You can relax. The recession is over. In fact, according to a report released last week (Sept. 21) by the National Bureau of Economic Research, the recession ended more than 15 months ago, in June 2009.
But if perception is indeed reality, the 10 percent of Americans who are waiting in the unemployment line might take issue with those findings, says Paul Spindt, professor and Keehn Berry Chair of Banking and Finance at the A. B. Freeman School of Business.
“It doesn't matter if there's an official end to the recession if it doesn't feel like it's over,” Spindt says. “If you look around the economy, it doesn't seem like we're in a growth mode. It doesn't feel like the crisis has worked its way all the way through.”
According to Spindt, the NBER rates the health of the economy based on the gross domestic product, the measure of a country's overall economic output. When the GDP contracts for two quarters or more, a recession is officially declared. The official end of that recession, however, doesn't necessarily mean a robust economy.
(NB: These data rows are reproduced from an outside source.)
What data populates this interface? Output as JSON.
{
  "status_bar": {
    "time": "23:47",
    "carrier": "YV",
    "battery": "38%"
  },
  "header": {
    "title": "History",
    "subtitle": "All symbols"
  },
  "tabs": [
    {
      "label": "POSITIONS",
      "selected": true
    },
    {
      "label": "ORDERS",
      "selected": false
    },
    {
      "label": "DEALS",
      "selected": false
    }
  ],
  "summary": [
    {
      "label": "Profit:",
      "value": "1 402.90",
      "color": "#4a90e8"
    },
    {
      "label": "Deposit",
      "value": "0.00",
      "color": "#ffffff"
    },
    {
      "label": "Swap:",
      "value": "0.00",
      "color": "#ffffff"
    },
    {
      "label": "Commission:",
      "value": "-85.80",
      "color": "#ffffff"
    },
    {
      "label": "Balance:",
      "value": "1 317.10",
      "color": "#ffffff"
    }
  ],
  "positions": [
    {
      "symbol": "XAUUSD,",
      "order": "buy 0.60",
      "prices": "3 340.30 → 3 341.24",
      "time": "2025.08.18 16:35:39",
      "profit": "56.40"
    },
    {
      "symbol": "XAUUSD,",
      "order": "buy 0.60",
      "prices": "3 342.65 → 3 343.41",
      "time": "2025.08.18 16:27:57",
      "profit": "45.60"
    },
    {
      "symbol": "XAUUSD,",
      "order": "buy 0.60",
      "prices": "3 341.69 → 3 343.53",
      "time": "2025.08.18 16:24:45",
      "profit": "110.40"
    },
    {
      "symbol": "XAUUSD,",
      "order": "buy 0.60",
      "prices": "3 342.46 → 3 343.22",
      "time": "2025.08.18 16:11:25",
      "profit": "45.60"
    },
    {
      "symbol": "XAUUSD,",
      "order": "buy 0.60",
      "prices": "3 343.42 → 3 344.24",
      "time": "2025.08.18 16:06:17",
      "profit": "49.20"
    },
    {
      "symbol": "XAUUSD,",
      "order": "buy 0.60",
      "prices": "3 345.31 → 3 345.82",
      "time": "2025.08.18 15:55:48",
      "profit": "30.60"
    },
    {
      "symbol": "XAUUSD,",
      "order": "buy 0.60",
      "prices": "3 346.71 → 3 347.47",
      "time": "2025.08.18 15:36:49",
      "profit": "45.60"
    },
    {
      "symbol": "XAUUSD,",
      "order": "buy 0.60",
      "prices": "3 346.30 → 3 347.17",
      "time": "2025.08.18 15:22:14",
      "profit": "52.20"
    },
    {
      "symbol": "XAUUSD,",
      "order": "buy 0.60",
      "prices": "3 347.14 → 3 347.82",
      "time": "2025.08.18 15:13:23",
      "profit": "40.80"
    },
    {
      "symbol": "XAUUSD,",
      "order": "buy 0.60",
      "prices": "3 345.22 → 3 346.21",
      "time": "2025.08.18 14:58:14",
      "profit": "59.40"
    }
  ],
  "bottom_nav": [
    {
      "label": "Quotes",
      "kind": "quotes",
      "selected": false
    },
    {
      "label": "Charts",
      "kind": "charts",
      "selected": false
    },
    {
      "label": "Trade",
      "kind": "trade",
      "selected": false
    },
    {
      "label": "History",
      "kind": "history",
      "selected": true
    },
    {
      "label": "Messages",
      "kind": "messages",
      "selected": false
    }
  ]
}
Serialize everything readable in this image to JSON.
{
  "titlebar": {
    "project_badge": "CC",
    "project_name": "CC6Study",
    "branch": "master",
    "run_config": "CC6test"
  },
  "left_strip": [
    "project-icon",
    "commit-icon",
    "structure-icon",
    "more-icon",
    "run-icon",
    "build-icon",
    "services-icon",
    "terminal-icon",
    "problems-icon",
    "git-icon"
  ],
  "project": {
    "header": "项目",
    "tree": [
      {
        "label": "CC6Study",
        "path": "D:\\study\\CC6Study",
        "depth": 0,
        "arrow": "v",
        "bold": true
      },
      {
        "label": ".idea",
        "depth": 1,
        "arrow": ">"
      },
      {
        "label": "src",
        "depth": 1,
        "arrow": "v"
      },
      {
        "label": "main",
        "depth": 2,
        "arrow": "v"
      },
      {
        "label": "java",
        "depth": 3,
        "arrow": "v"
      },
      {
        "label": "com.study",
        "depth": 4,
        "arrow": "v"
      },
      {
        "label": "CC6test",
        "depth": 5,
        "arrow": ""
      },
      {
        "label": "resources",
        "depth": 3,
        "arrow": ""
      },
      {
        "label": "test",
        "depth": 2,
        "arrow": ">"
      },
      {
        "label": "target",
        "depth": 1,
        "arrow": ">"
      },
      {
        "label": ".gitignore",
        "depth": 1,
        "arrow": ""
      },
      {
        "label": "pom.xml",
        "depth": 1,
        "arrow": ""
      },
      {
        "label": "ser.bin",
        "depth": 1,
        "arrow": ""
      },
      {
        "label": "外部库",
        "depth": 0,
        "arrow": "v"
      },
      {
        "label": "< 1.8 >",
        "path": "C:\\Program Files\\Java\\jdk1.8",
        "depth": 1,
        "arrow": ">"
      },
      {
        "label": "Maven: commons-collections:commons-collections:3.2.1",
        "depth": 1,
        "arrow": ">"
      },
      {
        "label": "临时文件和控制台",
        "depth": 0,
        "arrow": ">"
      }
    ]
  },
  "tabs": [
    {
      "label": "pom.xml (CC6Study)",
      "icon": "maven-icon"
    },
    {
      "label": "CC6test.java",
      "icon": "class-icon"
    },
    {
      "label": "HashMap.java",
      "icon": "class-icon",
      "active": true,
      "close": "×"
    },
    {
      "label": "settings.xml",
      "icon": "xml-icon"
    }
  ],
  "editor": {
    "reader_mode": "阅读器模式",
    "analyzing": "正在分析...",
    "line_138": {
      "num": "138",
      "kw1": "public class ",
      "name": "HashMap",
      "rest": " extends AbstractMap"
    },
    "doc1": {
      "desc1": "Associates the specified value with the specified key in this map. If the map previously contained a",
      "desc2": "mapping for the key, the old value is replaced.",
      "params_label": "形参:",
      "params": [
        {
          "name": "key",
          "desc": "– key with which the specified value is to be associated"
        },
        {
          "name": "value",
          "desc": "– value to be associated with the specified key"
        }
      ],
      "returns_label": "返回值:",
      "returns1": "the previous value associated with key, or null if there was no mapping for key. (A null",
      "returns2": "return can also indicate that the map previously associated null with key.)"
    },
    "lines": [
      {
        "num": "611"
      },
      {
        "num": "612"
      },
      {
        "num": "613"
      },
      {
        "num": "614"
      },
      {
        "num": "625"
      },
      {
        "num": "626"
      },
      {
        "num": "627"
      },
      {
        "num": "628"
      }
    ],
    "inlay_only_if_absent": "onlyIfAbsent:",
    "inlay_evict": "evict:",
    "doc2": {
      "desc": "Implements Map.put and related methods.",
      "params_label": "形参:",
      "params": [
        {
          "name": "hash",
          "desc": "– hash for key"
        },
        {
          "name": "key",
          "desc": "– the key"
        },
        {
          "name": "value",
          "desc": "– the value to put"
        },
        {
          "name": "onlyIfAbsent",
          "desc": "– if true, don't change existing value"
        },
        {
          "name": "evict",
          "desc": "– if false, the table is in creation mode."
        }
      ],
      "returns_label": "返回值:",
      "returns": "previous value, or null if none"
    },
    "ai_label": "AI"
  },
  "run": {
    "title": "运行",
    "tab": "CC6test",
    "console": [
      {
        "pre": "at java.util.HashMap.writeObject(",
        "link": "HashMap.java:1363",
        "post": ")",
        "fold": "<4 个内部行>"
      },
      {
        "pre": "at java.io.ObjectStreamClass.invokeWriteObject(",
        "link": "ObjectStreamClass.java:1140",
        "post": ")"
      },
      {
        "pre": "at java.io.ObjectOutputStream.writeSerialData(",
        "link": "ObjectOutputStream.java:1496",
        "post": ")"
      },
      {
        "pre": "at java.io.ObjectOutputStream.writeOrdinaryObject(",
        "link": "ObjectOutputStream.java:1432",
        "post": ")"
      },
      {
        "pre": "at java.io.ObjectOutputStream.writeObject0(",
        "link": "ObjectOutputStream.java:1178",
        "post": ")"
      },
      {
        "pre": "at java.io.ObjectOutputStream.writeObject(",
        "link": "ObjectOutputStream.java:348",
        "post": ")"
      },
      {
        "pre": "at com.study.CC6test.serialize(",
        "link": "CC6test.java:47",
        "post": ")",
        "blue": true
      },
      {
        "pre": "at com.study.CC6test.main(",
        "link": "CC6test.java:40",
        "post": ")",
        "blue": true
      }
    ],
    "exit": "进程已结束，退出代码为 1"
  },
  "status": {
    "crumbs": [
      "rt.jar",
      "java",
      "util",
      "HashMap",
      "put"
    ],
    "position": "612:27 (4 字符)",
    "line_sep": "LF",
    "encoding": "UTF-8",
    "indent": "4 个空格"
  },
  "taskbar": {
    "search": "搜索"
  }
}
“I think we're going to be in a situation where the economy moves sideways a little bit for a while,” Spindt says. “I think it's a matter of slowly scratching back to financial health for a lot of the households. It's still going to be a bumpy road, but the bumpy road is going to be more or less flat.”
Spindt says the economy will truly turn around when consumers are confident enough to go out and start spending money again, and that won't happen until more people are employed.
“The only way that perception is going to change is if people get jobs,” says Spindt. “If people don't have jobs, they have a pretty pessimistic outlook, and you're not going to see consumers going back out and spending, which is ultimately the way the U.S. economy works. If people don't spend, the economy doesn't grow.”